My college's photo club is looking to acquire some lighting equipment as we have basically none. What sorts of lighting do you find the most useful? What will produce some interesting effects that cannot be garnered by rigged lamps, etc. Which are easiest to handle and to store?
I've never used specialized lighting equipment, so I'm in the dark (pun fully intended) when it comes to this subject.
Now, actually, my response is truly to a reply to other comments made by photographers. These photographers all listed lighting they use, fairly simple, easy to find and purchase, and often quite inexpensive. Many of these solutions are available at hardware stores or the big "do it yourself" chains such as Lowe's and Home Depot, et cetera. I'm using some of these solutions myself: halogen work lights on stands, clamp lights where the sockets will support a 250 watt bulb. I've also bought some lighting supplies from a local photo supply store; these too are, though, at the economy end of the price scale. Quite adequate to my needs, primarily light stands for some electronic flash units I purchased used, and some incandescent fixtures which will support a 500 watt bulb.
My total investment into lighting is comfortably less than $100 US.
allgreggedup replied that the club submits their budget annually and "it's better to list" the fancy, cool stuff that costs a lot... and does anyone have suggestions for this fancy, cool stuff (that costs a lot) and where to get it?
Yes, I do... all the items mentioned above (note: in the other photographer's comments). IMHO you're missing the point. It's not the neat, nifty, expensive gadgets that make effective lighting. It's what you learn to do with what you have.
You need gadgets? Look for light stands, barn doors, snoots, filters.
Or maybe, fund your budget for speakers to present classes where you can learn how you make your own lights when you no longer have that college photo club funding. In the long run, this will prove significantly more valuable to you than any chance to play with neat, nifty, expensive gadgets.

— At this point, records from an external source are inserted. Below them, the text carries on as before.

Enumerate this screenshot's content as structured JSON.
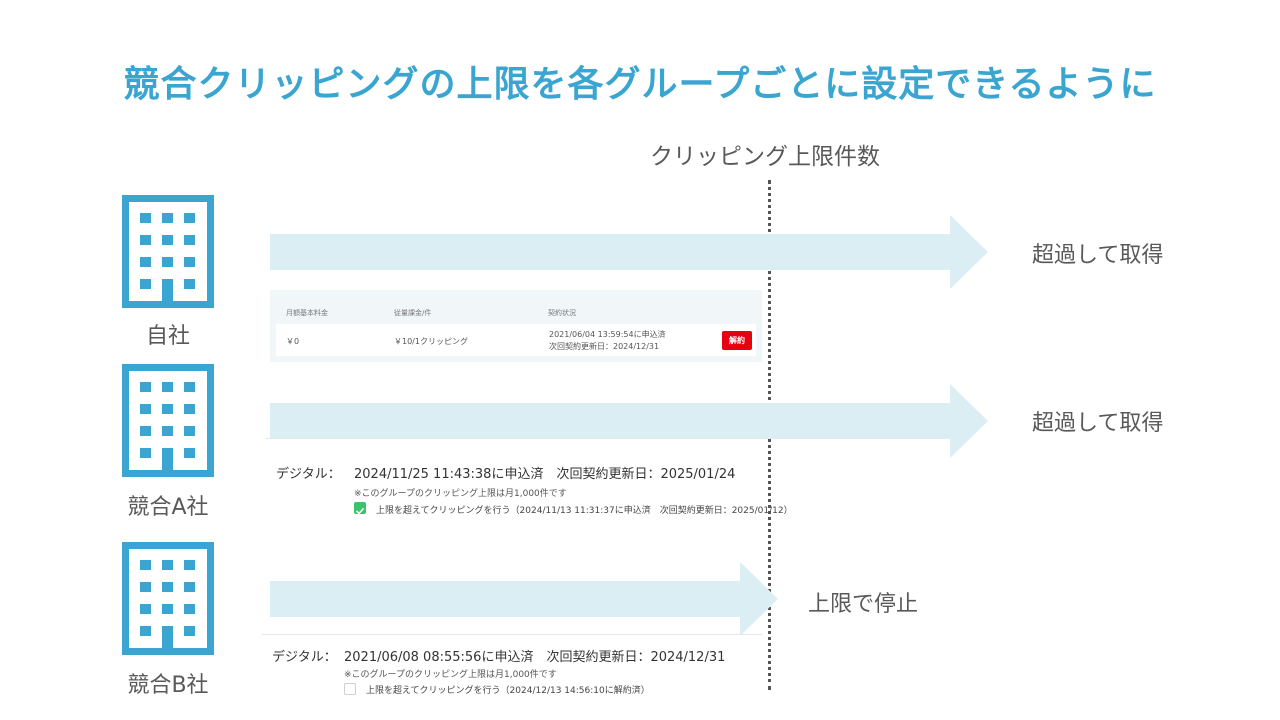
{
  "title": "競合クリッピングの上限を各グループごとに設定できるように",
  "limit_label": "クリッピング上限件数",
  "colors": {
    "accent": "#3aa5d0",
    "arrow": "#dbeef3",
    "cancel": "#e60012",
    "check": "#3cc26a"
  },
  "rows": [
    {
      "company": "自社",
      "result": "超過して取得"
    },
    {
      "company": "競合A社",
      "result": "超過して取得"
    },
    {
      "company": "競合B社",
      "result": "上限で停止"
    }
  ],
  "panel1": {
    "headers": [
      "月額基本料金",
      "従量課金/件",
      "契約状況"
    ],
    "base_fee": "￥0",
    "unit_fee": "￥10/1クリッピング",
    "status_line1": "2021/06/04 13:59:54に申込済",
    "status_line2": "次回契約更新日：2024/12/31",
    "cancel_label": "解約"
  },
  "panel2": {
    "label": "デジタル：",
    "main": "2024/11/25 11:43:38に申込済　次回契約更新日：2025/01/24",
    "note": "※このグループのクリッピング上限は月1,000件です",
    "check_label": "上限を超えてクリッピングを行う（2024/11/13 11:31:37に申込済　次回契約更新日：2025/01/12）",
    "checked": true
  },
  "panel3": {
    "label": "デジタル：",
    "main": "2021/06/08 08:55:56に申込済　次回契約更新日：2024/12/31",
    "note": "※このグループのクリッピング上限は月1,000件です",
    "check_label": "上限を超えてクリッピングを行う（2024/12/13 14:56:10に解約済）",
    "checked": false
  }
}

But then, I confess to being excessively opinionated on frequent occasion.